Peer review is really the pillar of sporting communication, says former FIFA referee Murugiah Maniam, as FAS relies on these men-in-black volunteers, week in and out, for the professional and amateur matches.
“Some of them have consistently done outstanding work, like Jeffrey Goh, to reach the highest levels of World Cup refereeing. He really needs to be recognised,” says Maniam, a former FASRC Deputy Chairman. “FAS must show absolute respect, especially for retiring top-class referees.
“They are the unsung heroes of football and having these international awards from the AFC will help tell the positive stories to the younger generation. It will also reward them for their diligent work up and down Singapore football fields on a daily or weekly basis and attract more men and women to become referees.”
Football Referees Association of Singapore (FRAS) Past President Ravi Krishnan says Goh’s award deserves national-level publicity, especially when he’s retiring after 20 years of persistent and painstaking service.
“I’m very disappointed he has not been adequately lauded for his world-class achievements. One important way of encouraging volunteers to remain with your organisation is to give then adequate recognition,” he says.
“Recognition to be effective should be consistent and ongoing. Mind you, volunteers can quickly loose motivation if they feel that their work is not valued.”
FIFA Referees Committee member Subkhiddin Mohd Salleh from Parit Buntar, Malaysia, saluted Goh’s “world-class refereeing skills”. He adds: “He’s very smart guy when doing his job with his flag. He’s a world-class role-model, in my view, and he always inspires me with confidence to concentrate and enjoy the big matches. I always admire him and feel very comfortable in being able to rise to the big occasions with his support. That’s Jeffrey Goh, my brother.”
Goh has been described as a “true professional who won’t hesitate to share his experience both on and off the field of play”, according to former FIFA referee Ganesan Maniam, now a FIFA Fitness Instructor. He adds: “We need more of such high-class calibre in our existing list of FAS referees, who will never compromise on professionalism, when they hold a whistle or flag.”
HOLDING HEAD HIGH
When asked if he was demoralised at the non-FAS recognition of his AFC Award, Goh, just smiled, and says: “Suresh, dreams do come true if you work hard in life. I’ve always just kept believing in myself and now leave active refereeing, holding my head high as an AFC Referees Memento Award recipient.” He declined further comment.

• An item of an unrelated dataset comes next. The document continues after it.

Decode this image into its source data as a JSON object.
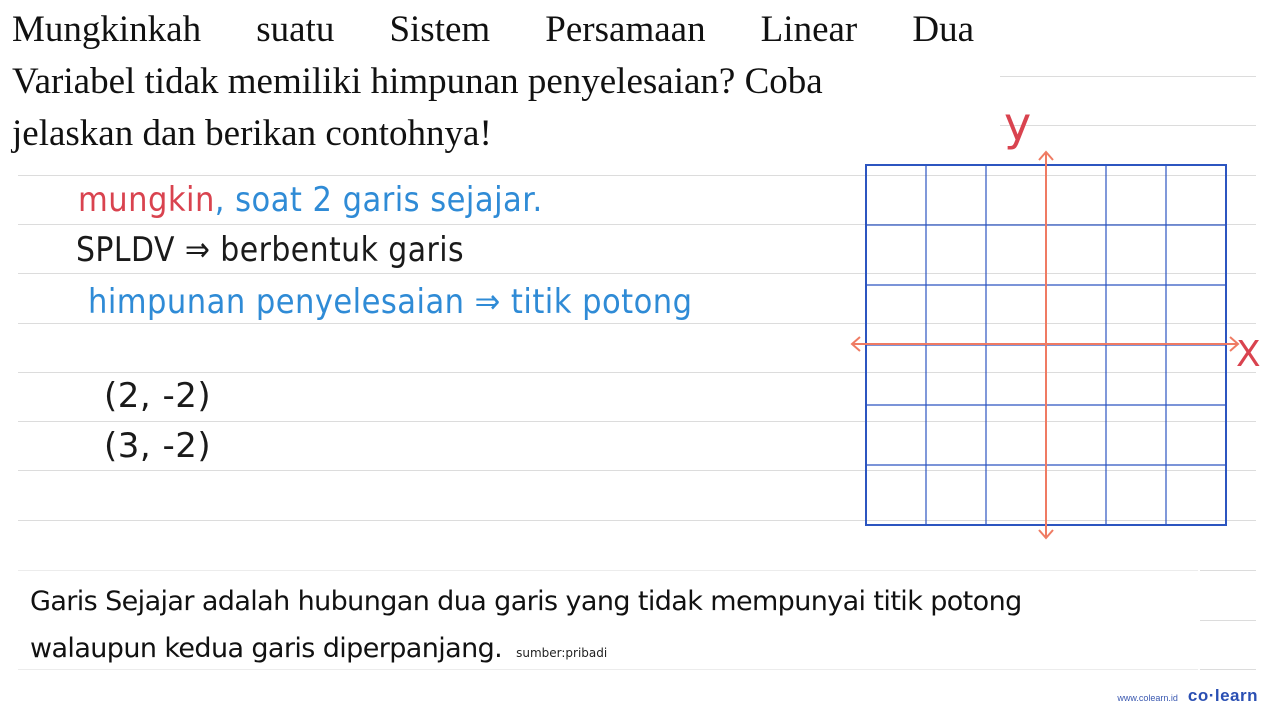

For the record, I can confirm I have formally written to FAS headquarters for a simple explanation why the football and refereeing fraternity were kept in the dark on Goh, the only Singaporean to be decorated by the AFC on January 19.
The prolonged awful silence just sounds like a death-like sentence, in my view, and the strange censorship of his AFC Award is just baffling.
Getting a positive response from the FASRD or FAS Referees Committee (FASRC) is like clutching at straws. Speaking to the refereeing fraternity, the men-in-black will swear that those managing refereeing affairs now selfishly put themselves first, in looking for overseas appointments, rather than sincerely nurturing the development and welfare of the younger referees.
Nothing surprising to me since the top FAS management does likewise, holding high office just to capitalise on the gratis overseas trips from FIFA and AFC rather than seriously promoting the No 1 sport among the grassroots clubs.
Yes, the mysterious dumbness at FAS headquarters will continue for a few more weeks before the democratically-elected elections are held. And I eagerly look for an overwhelming change in refereeing leadership so that the men-in-black are properly recognised for their voluntary contributions, with a humble whistle or flag.
Gentlemen referees of world-class status like Jeffrey Goh deserve more bouquets and trumpets to blow his AFC Award instead of a deadly silence from the FAS, which I regretfully interpret as a mystifying slap on the face.
Did I hear somewhere say, yet again and again and again, the three-alphabet FAS abbreviation: Forget After Service?
* Suresh Nair is a Singapore-based journalist who has been involved in refereeing for more than three decades as a Class One referee and England-trained & AFC referee instructor. He continues to assess the men-in-black in the 2017 S-League season.